It turns out they were talking to each other in advance -- but not the public.
Workers at West Platt Street and South Dakota Avenue working on a railroad crossing on Thursday, Feb. 27, 2020, in Tampa.
Workers at West Platt Street and South Dakota Avenue working on a railroad crossing on Thursday, Feb. 27, 2020, in Tampa. [ MARTHA ASENCIO RHINE | Times ]
This article represents the opinion of the Tampa Bay Times Editorial Board.
Published Feb. 28, 2020

The city of Tampa and rail carrier CSX should quit blaming each other for the traffic tie-ups this week that brought a good portion of the city to a standstill. Both are to blame. They are lucky a disaster didn’t happen, and they need to do better next time.

Motorists languished in traffic Wednesday as roads throughout South Tampa were closed while CSX performed maintenance work on railroad crossings. The city initially blamed CSX for poor communication and not following procedures, but emails revealed Thursday showed the two sides had been in contact for weeks. Meanwhile, the public was left in the dark.

This was bad planning and potentially dangerous. Did CSX not think of the cumulative impact of closing a dozen roads in the densest part of the city? Why not work on nights and weekends, as the Florida Department of Transportation routinely does to lessen the impacts from road work? This was a nightmare scenario for anyone who might have needed a police officer, firefighter or paramedic in an emergency. The road blocks created challenges for getting everywhere, from schools to Tampa General Hospital. The issue here goes far beyond the inconvenience.

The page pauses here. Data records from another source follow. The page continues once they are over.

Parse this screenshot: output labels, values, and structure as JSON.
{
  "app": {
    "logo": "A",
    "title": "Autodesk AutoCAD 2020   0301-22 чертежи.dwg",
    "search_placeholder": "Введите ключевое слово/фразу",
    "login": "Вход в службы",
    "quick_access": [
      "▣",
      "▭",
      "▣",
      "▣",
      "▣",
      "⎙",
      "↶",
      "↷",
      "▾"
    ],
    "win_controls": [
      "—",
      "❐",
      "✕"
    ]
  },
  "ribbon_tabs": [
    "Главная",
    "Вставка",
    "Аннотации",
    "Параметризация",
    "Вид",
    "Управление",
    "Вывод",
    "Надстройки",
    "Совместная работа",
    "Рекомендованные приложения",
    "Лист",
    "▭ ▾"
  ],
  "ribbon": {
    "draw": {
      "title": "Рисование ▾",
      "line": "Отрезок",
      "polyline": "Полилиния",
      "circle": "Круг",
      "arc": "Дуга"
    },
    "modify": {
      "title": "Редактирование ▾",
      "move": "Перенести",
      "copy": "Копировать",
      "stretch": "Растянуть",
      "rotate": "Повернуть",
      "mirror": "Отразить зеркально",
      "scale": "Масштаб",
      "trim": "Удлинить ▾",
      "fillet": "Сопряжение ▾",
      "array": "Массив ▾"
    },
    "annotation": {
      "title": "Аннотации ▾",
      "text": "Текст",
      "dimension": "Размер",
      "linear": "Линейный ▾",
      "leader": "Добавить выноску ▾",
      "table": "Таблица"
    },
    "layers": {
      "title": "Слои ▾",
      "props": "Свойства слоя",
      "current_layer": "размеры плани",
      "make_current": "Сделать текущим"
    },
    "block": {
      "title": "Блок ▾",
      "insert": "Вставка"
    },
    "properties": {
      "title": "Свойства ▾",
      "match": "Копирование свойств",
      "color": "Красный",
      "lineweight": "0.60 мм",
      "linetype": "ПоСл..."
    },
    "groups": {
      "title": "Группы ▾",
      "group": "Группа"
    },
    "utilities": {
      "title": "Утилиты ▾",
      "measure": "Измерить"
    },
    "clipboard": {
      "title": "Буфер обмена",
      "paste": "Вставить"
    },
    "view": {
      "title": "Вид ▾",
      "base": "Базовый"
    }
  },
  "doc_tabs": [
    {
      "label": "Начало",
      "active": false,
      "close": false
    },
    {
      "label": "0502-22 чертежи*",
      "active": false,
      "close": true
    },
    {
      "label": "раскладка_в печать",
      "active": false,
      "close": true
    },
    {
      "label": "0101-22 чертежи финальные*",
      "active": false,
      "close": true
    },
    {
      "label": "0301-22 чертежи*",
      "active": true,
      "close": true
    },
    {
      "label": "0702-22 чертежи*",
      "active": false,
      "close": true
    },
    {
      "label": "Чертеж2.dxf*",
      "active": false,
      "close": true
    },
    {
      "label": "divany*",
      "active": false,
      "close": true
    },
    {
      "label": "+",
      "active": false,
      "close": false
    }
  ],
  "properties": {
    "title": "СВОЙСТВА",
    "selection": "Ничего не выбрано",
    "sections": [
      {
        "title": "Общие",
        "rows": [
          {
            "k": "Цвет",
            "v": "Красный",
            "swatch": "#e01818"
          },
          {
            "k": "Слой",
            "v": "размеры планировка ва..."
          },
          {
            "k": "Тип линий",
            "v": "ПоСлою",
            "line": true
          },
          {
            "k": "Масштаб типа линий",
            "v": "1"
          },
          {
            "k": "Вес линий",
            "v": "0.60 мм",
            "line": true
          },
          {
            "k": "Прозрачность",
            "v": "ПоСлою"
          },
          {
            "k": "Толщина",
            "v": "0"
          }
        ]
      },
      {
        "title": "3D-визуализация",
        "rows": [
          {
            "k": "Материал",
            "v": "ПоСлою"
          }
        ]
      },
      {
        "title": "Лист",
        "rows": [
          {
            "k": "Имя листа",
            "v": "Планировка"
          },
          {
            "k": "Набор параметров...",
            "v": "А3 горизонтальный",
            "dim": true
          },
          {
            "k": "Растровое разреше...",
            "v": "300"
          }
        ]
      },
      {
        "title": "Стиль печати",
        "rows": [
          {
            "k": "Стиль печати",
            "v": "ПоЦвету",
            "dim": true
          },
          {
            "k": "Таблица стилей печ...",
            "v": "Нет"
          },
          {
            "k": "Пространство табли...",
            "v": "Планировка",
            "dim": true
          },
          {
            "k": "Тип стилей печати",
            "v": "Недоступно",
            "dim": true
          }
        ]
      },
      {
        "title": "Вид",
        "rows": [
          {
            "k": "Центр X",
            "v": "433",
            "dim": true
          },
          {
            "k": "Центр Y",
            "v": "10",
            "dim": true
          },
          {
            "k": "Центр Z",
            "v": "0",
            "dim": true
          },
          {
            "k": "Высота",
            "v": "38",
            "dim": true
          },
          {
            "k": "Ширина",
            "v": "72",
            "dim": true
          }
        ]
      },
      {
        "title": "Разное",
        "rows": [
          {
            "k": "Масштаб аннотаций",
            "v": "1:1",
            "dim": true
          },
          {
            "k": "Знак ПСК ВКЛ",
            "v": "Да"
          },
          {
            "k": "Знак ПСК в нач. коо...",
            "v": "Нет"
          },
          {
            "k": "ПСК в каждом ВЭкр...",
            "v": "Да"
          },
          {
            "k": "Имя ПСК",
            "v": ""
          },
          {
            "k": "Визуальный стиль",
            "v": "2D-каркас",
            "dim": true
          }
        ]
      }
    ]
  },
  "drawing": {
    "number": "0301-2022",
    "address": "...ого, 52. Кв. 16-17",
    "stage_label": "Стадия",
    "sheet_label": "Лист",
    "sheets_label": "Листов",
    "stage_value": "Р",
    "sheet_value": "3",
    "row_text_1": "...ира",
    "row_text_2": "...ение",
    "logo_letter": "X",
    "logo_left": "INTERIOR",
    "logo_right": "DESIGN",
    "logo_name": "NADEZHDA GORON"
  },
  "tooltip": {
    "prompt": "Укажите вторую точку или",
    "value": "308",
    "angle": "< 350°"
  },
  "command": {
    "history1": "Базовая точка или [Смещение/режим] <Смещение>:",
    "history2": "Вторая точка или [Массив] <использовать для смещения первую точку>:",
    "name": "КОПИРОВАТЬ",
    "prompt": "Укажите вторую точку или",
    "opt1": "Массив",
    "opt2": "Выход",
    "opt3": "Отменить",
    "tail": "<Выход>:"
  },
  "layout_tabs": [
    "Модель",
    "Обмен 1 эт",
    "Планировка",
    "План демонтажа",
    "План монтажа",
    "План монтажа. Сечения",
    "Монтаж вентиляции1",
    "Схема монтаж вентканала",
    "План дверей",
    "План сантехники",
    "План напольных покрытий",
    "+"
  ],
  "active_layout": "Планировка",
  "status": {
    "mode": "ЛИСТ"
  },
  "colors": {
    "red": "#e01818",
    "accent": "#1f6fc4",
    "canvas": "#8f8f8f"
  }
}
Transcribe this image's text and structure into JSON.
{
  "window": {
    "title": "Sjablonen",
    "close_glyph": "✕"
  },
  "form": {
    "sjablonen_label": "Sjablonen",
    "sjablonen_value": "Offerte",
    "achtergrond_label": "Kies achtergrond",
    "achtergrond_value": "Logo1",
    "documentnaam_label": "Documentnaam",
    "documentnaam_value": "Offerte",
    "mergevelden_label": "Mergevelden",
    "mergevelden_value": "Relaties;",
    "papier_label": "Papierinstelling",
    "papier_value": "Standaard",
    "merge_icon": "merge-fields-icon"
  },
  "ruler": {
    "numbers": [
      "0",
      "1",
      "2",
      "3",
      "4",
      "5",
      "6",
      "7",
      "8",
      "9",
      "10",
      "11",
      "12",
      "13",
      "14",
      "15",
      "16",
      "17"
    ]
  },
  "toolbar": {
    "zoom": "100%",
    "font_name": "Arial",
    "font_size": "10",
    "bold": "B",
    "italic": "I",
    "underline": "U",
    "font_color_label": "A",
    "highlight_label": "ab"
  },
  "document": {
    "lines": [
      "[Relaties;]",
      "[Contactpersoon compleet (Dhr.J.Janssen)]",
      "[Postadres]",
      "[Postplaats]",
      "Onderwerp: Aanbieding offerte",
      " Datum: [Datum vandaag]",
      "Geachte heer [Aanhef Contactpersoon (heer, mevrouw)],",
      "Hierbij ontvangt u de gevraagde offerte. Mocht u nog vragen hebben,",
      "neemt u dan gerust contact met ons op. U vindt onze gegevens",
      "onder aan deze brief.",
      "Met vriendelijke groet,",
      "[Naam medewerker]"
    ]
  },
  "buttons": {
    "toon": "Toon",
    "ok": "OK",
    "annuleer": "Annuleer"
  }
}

The city and CSX issued apologies Thursday, but that’s not enough. Both need to explain publicly the steps they are taking to prevent a repeat performance. Traffic is already terrible this time of year. Residents shouldn’t be blindsided by thoughtless decisions that create a preventable risk to public safety.

Editorials are the institutional voice of the Tampa Bay Times. The members of the Editorial Board are Times Chairman and CEO Paul Tash, Editor of Editorials Tim Nickens, and editorial writers Elizabeth Djinis, John Hill and Jim Verhulst. Follow @TBTimes_Opinion on Twitter for more opinion news